However, Leonardo too received his share of negative criticism, where Valery pointed at the disorganized state of Leonardo's notes while suggesting that Leonardo cannot be taken seriously as a guiding philosopher, or for that matter, Maelsaeke found a fair amount of destructive qualities Leonardo's natural philosophy. However, most of the critics talked about the high volume of his unfinished works, and his little output in the sphere of painting (Trudeau, 2006). His conflict with his patron Sforza regarding the delay in completing the Last Supper too was put forth as a proof of his nature to procrastinate over a task. However, it is also difficult to reason how the critics estimated Leonardo by virtue of his finished outputs, ignoring the potential of the huge amount futuristic clues he left in his unfinished works
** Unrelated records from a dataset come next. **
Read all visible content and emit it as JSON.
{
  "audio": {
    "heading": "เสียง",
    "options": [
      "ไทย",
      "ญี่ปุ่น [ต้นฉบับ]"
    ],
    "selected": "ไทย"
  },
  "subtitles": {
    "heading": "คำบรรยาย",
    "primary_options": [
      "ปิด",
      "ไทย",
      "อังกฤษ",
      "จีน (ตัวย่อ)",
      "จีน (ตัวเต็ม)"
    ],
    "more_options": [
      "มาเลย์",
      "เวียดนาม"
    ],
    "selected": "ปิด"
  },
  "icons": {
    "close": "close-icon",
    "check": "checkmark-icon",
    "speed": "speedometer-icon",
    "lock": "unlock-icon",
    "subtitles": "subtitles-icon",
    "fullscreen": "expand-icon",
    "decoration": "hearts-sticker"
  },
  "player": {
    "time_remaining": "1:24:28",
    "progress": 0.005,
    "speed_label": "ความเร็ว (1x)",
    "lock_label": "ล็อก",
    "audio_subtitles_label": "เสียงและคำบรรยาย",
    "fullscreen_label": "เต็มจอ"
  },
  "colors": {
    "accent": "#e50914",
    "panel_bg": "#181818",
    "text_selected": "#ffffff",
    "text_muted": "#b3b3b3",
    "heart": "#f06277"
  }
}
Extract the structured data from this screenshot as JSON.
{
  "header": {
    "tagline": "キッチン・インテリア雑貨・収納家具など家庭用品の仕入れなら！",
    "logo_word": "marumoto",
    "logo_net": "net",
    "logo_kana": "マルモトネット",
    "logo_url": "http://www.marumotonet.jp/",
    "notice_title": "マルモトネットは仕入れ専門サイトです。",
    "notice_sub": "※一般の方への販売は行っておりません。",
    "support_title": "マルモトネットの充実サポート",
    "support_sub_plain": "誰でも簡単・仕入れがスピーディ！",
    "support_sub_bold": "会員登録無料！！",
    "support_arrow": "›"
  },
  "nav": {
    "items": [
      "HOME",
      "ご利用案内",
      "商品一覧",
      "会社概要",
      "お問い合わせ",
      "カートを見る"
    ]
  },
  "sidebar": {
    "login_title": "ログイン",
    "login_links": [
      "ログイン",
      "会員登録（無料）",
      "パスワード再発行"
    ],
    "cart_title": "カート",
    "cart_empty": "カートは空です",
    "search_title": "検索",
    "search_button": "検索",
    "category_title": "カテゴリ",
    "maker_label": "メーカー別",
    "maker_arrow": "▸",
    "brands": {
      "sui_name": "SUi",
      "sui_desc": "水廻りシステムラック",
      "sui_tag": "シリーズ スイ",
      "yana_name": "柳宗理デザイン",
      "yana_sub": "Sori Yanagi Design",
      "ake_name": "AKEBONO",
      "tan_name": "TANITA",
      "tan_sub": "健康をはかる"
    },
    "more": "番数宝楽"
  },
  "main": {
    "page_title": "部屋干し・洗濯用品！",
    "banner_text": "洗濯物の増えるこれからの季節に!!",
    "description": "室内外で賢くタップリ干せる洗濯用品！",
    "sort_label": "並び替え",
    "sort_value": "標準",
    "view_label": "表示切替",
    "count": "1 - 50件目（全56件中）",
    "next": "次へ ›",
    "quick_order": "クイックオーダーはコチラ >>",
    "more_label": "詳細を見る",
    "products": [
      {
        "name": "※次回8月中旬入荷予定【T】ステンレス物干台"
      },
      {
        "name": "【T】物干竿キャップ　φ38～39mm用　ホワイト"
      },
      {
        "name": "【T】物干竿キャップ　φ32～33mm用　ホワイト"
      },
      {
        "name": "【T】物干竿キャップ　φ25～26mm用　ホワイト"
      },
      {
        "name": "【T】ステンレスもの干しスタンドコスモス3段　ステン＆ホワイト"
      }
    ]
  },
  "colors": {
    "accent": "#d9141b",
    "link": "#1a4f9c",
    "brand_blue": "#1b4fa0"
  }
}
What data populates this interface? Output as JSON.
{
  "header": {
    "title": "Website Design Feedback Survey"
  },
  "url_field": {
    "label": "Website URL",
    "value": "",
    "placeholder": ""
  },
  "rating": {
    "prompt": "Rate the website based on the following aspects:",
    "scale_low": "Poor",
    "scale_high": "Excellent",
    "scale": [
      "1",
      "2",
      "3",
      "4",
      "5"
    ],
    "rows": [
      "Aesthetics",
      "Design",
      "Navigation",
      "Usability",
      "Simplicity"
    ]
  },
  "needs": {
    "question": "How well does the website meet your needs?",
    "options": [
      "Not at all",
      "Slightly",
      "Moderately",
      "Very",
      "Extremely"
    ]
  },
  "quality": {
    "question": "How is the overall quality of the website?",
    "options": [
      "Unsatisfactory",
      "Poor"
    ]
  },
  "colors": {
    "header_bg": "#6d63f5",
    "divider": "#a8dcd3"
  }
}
Modern researchers accommodate the fact that Leonardo was deprived of the appropriate facilities to manifest his talent and to carry forward most of his researches and experiments. From this perspective they find his art and scientific investigations as intrinsically fascinating, which also evoke their interest to know how his fascination with the relationship of art and science can contribute to their present understanding (Carrier 38).
It is impossible to be content by discussing only the painting acumen of a man who made substantial contributions in the domains of physics, mechanics, optics, perspective and medicine. And if one considers the possible social barrier he faced for being an illegitimate child, one would realize the magnitude of his achievement. He even spent two months in jail under the charge of sodomy.
Unfortunately, in spite of being an unparallel genius and a fighter, he was initially labeled as an artist-engineer who could not finish most of the works he undertook. Arguably, the greatest genius of the civilization till date, Leonardo had collected his sparks mainly from three sources, such as classical and medieval elements, traditional artist-engineers of Brunelleschi, and contemporary artist-engineers such as Francesco di Giorgio Martini (Veltman 386).
In the process Leonardo stood out from all other talented individuals of his time mostly because of two reasons – one, he developed a systematic method in his drawing of both the natural and man-made world, and two, he methodically approached the world of science, where he focused more on the underlying mechanical and physical principles of the machines, instead of focusing on how the machines operate. The potential of such a visionary approach was amply reflected three centuries later, when Reuleaux created a catalogue of various types of machines and found that Leonardo had already thought about 21 of 23 machines that featured in the catalogue (Reti 88).
Leonardo's achievements can be a lifetime source of inspiration to anyone who wants to probe and define anything with an open mind that accommodates and utilizes the relationships among all elements. It was that modest, simple vegetarian who suggested the posterity to tap the immense potential in each of them, besides cautioning them that "inaction saps the vigor of mind," and "One can have no smaller or greater mastery than mastery of oneself" (Da Vinci, 2010). Therefore, this archetypal "Renaissance Man" and the indefatigable lighthouse of human civilization is very much among us, ready to guide anyone who has the spirit to leave a mark of achievement on earth.